**SUPPLIED INFORMATION**
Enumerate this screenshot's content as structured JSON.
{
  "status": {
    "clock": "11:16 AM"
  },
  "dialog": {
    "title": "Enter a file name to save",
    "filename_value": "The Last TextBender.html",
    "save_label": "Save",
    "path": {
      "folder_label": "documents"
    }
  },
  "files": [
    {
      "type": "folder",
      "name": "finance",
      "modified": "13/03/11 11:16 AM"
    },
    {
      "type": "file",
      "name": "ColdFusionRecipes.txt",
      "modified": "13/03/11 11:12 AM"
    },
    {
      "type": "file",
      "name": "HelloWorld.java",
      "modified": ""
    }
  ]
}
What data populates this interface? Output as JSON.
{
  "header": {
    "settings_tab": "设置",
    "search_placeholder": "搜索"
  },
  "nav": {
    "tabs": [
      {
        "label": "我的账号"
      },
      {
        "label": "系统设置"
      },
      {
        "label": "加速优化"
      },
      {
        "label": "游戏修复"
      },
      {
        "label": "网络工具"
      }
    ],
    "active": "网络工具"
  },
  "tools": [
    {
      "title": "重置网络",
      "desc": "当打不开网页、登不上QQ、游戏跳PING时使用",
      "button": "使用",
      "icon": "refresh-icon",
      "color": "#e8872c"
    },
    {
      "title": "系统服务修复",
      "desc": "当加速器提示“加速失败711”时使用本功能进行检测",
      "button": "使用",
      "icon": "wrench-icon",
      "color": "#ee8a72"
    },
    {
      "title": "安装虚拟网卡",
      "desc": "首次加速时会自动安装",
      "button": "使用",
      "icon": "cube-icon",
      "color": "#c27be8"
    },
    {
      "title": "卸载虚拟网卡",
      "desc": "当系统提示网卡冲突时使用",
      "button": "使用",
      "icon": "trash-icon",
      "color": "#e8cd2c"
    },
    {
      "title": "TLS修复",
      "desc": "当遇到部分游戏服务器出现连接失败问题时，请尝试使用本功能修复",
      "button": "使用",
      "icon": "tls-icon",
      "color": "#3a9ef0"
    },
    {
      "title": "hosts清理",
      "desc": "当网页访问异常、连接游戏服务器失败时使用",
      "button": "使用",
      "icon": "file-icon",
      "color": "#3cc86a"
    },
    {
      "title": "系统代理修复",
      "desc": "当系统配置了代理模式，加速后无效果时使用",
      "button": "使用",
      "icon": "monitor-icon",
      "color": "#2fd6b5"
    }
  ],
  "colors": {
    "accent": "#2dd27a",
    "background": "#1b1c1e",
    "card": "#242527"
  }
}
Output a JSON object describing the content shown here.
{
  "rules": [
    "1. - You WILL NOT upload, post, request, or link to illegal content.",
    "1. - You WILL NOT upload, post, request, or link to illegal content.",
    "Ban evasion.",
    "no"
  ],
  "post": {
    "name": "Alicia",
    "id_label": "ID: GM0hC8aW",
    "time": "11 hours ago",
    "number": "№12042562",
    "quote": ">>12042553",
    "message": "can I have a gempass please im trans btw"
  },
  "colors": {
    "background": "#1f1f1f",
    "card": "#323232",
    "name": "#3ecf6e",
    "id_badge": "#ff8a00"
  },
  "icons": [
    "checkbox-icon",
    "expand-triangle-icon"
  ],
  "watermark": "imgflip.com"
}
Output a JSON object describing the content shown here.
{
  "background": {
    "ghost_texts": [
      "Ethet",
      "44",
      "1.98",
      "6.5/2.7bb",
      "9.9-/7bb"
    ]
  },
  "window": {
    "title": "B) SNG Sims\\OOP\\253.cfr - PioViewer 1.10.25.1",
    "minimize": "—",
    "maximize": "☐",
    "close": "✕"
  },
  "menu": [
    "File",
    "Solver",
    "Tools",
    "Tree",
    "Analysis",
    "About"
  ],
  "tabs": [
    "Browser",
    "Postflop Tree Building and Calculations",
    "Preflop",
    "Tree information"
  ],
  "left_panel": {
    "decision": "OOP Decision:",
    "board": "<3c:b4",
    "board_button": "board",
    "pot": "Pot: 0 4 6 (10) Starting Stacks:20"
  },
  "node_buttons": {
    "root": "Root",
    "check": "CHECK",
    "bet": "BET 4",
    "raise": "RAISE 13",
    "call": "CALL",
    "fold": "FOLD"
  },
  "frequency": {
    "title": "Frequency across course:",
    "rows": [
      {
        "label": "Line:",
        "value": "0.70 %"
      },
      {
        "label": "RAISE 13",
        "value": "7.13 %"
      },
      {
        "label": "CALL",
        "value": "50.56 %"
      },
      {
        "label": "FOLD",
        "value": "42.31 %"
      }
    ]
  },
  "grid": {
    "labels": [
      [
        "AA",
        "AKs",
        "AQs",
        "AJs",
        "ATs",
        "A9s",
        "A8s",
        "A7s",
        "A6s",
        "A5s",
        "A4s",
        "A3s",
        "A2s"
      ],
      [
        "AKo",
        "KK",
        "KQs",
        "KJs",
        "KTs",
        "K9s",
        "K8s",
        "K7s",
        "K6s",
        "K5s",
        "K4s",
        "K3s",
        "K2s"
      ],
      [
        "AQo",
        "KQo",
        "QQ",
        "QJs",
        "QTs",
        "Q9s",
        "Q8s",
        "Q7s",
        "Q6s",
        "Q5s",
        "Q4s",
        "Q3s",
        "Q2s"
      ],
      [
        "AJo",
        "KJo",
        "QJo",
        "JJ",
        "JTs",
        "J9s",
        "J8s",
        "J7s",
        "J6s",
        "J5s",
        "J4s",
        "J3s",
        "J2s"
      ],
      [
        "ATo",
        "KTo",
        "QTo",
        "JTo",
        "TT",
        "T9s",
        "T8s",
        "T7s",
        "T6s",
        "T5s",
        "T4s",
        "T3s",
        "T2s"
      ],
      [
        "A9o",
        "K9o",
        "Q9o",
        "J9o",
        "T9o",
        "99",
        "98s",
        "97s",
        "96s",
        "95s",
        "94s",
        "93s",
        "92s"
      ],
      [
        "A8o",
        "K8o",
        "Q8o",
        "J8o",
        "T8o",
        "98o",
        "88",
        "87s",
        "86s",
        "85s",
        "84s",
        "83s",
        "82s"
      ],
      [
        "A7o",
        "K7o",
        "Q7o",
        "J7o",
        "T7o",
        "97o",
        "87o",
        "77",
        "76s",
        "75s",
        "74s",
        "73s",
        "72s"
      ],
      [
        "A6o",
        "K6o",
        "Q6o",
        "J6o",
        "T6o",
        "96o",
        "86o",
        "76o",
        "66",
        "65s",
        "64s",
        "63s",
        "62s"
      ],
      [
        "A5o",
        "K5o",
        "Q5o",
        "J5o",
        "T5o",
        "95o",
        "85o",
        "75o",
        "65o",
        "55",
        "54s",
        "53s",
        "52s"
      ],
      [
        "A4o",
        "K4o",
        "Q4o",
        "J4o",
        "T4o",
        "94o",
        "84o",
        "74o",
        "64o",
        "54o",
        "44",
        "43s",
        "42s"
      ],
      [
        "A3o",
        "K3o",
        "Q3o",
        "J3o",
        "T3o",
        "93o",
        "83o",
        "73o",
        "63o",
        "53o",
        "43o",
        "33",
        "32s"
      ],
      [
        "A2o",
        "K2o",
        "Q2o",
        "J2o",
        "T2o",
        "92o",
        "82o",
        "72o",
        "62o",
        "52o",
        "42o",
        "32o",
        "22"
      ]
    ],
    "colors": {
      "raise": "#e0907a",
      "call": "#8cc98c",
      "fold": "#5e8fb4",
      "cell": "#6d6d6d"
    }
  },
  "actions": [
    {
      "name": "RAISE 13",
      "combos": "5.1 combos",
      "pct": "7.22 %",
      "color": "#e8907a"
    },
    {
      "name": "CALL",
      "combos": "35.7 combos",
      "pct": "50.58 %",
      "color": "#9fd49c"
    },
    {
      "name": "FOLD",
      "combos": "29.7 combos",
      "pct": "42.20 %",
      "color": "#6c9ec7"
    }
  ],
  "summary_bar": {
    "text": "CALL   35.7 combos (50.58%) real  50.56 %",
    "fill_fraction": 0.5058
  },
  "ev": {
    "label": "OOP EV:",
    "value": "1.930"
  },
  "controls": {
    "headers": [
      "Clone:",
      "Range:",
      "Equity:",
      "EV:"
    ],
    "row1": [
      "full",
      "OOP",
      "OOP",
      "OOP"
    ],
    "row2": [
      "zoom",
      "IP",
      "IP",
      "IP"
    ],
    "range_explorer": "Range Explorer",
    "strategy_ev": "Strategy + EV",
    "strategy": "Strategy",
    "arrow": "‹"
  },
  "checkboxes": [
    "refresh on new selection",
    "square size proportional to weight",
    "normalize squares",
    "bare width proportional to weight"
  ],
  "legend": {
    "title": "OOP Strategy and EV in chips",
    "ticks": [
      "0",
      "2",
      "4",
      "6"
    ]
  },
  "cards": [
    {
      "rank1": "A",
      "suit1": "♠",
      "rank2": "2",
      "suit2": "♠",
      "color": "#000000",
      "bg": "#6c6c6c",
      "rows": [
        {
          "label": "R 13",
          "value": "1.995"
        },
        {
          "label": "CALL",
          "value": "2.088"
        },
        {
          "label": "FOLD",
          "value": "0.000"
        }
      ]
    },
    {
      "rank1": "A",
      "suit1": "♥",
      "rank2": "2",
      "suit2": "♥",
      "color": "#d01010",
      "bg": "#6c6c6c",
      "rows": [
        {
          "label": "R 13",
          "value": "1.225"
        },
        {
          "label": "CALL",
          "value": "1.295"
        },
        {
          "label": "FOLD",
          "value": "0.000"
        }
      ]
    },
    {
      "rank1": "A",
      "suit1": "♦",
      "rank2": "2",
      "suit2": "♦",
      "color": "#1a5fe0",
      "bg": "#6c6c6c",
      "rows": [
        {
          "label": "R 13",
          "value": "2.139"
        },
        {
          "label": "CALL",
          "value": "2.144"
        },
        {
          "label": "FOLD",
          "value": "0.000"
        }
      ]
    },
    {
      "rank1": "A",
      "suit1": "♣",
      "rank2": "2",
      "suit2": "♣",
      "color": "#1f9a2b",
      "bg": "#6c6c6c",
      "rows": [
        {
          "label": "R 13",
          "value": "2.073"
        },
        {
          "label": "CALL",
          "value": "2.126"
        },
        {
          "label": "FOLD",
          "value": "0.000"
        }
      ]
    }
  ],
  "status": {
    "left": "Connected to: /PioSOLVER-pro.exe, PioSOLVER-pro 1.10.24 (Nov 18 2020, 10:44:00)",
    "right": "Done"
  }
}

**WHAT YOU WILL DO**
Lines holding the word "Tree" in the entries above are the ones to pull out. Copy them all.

**TASK ANSWER**
    "Tree",
    "Postflop Tree Building and Calculations",
    "Tree information"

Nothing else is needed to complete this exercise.